  •  Performs repetitive tasks OR 
  •  Acts as an 'agent' or user interface for controlling other programs 

Bots can be very beneficial programs when they are designed to assist a human user, either by automating a simple task, or by simplifying a user's control over various programs or systems. 
Unfortunately, bots can also be created to perform malicious tasks that compromise the system or any information stored on the machine. The 'bot' in botnets definitely refers to the second type, as these bots are used by an attacker to 'hijack' and control a computer system. 
These malicious bots can arrive on a victim machine in many ways. The most common method involves dropping the bot in the payload of a Trojan or a similar malware. Other methods include infecting the computer via a drive-by download, or distributing the bot via spam e-mail messages with infected attachments. 
Once installed, the bot can take control of the sytem. A remote attacker can then give commands to the infected computer via the bot and force it to perform malicious actions. In this context, a bot is very similar to a backdoor program, which is also forcibly planted on a computer and used by a remote attacker to direct the infected machine. 
When more than one computer has the same bot installed on it, the multiple infected machines form a network, which is under the direct control of the attacker. This network is a botnet – a network of 'enslaved' computer systems infected with malicious bot programs. A single machine in a botnet can be referred to as a 'bot', a 'zombie' or a 'zombie computer'.

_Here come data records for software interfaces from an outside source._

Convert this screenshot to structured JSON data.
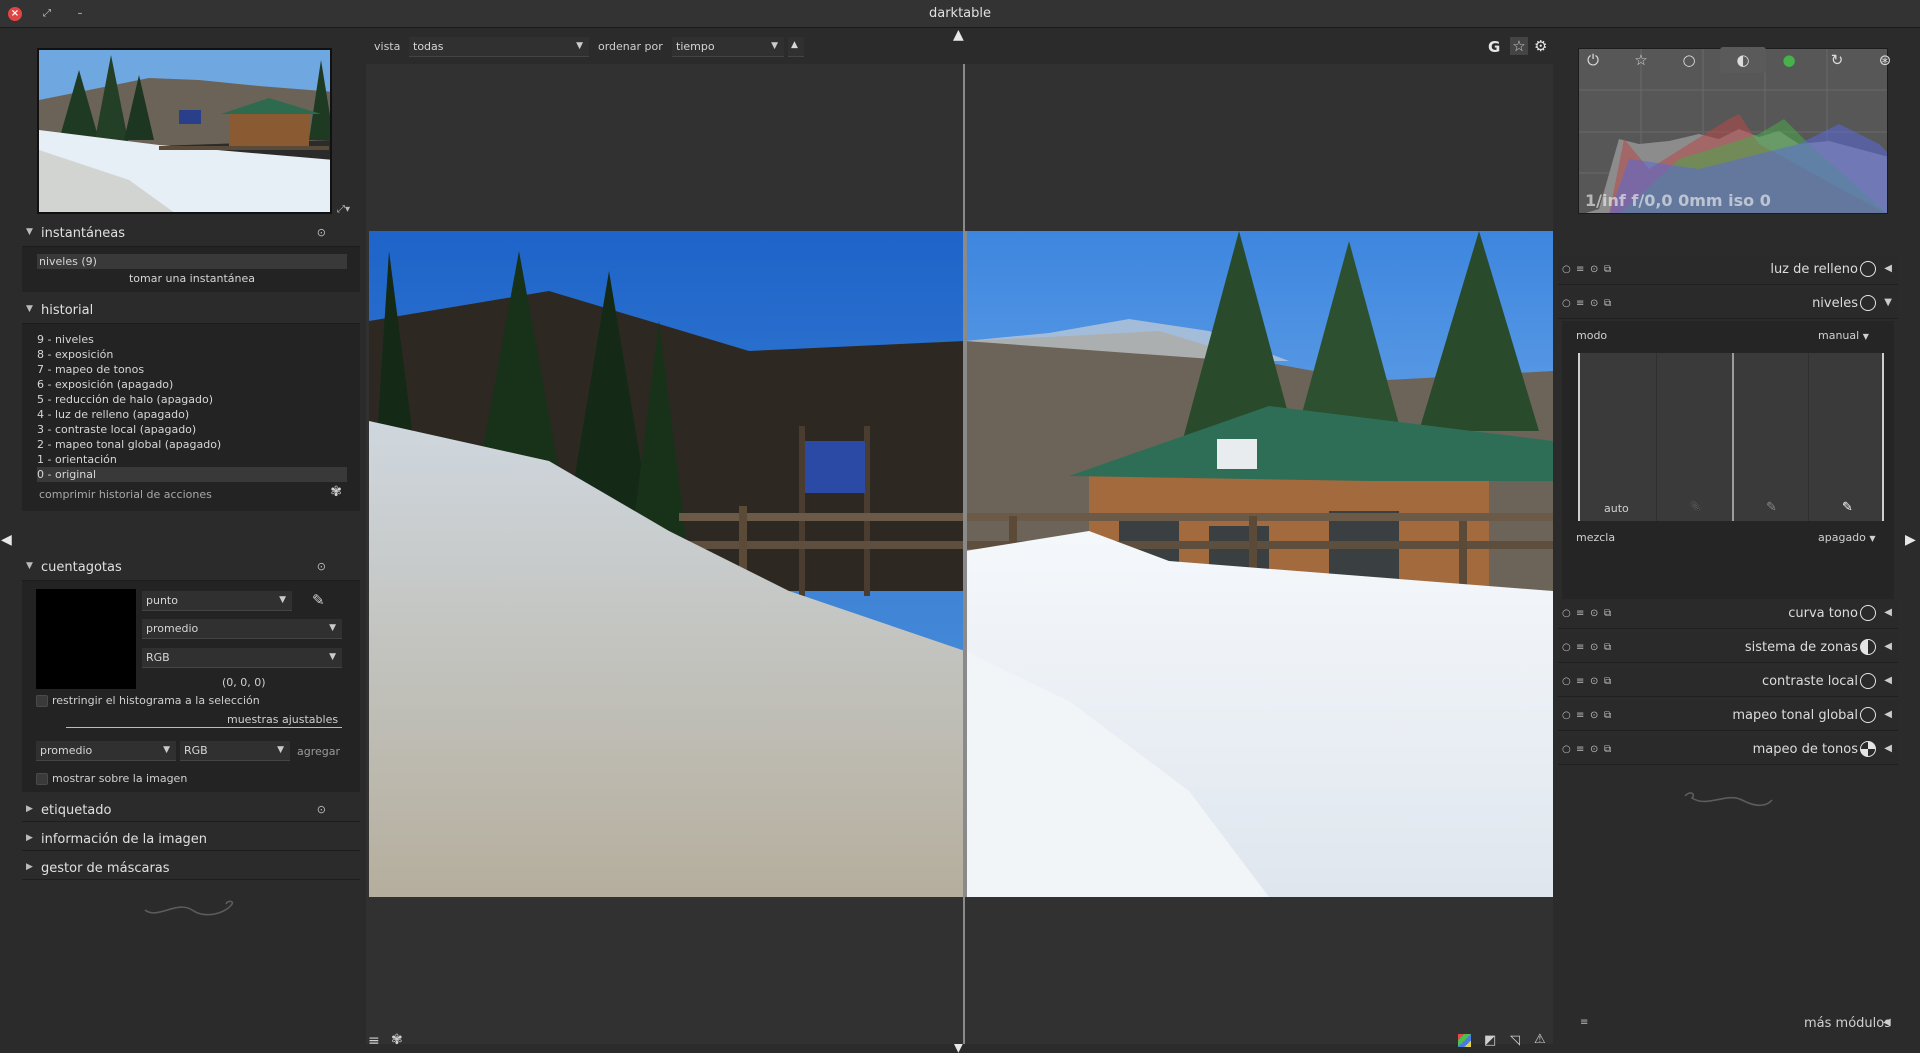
{
  "window": {
    "title": "darktable"
  },
  "left": {
    "snapshots": {
      "title": "instantáneas",
      "items": [
        "niveles (9)"
      ],
      "take_label": "tomar una instantánea"
    },
    "history": {
      "title": "historial",
      "items": [
        "9 - niveles",
        "8 - exposición",
        "7 - mapeo de tonos",
        "6 - exposición (apagado)",
        "5 - reducción de halo (apagado)",
        "4 - luz de relleno (apagado)",
        "3 - contraste local (apagado)",
        "2 - mapeo tonal global (apagado)",
        "1 - orientación",
        "0 - original"
      ],
      "compress_label": "comprimir historial de acciones"
    },
    "colorpicker": {
      "title": "cuentagotas",
      "mode": "punto",
      "stat": "promedio",
      "model": "RGB",
      "value": "(0, 0, 0)",
      "restrict_label": "restringir el histograma a la selección",
      "samples_label": "muestras ajustables",
      "sample_stat": "promedio",
      "sample_model": "RGB",
      "add_label": "agregar",
      "overlay_label": "mostrar sobre la imagen"
    },
    "collapsed": [
      "etiquetado",
      "información de la imagen",
      "gestor de máscaras"
    ]
  },
  "top": {
    "view_label": "vista",
    "view_value": "todas",
    "sort_label": "ordenar por",
    "sort_value": "tiempo",
    "g_label": "G"
  },
  "right": {
    "histogram_info": "1/inf f/0,0 0mm iso 0",
    "modules_top": [
      {
        "name": "luz de relleno"
      },
      {
        "name": "niveles"
      }
    ],
    "levels": {
      "mode_label": "modo",
      "mode_value": "manual",
      "auto_label": "auto",
      "blend_label": "mezcla",
      "blend_value": "apagado"
    },
    "modules_bottom": [
      {
        "name": "curva tono"
      },
      {
        "name": "sistema de zonas"
      },
      {
        "name": "contraste local"
      },
      {
        "name": "mapeo tonal global"
      },
      {
        "name": "mapeo de tonos"
      }
    ],
    "more_modules": "más módulos"
  },
  "colors": {
    "accent": "#e04545",
    "panel": "#2b2b2b"
  }
}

Protect Against Bots

To safeguard against malicious bots, security experts at Symantec offer the following advice:

  1. Install top-rated security software (such as Norton 360) and Norton Internet Security.
  2. Configure your software's settings to update automatically.
  3. Increase the security settings on your browser.
  4. Limit your user rights when online.
  5. Never click on attachments unless you can verify the source.
  6. Ensure that your system is patched with the most current Microsoft Windows Update.
  7. Set your computer’s security settings to update automatically, to
    ensure you always have the most current system patches.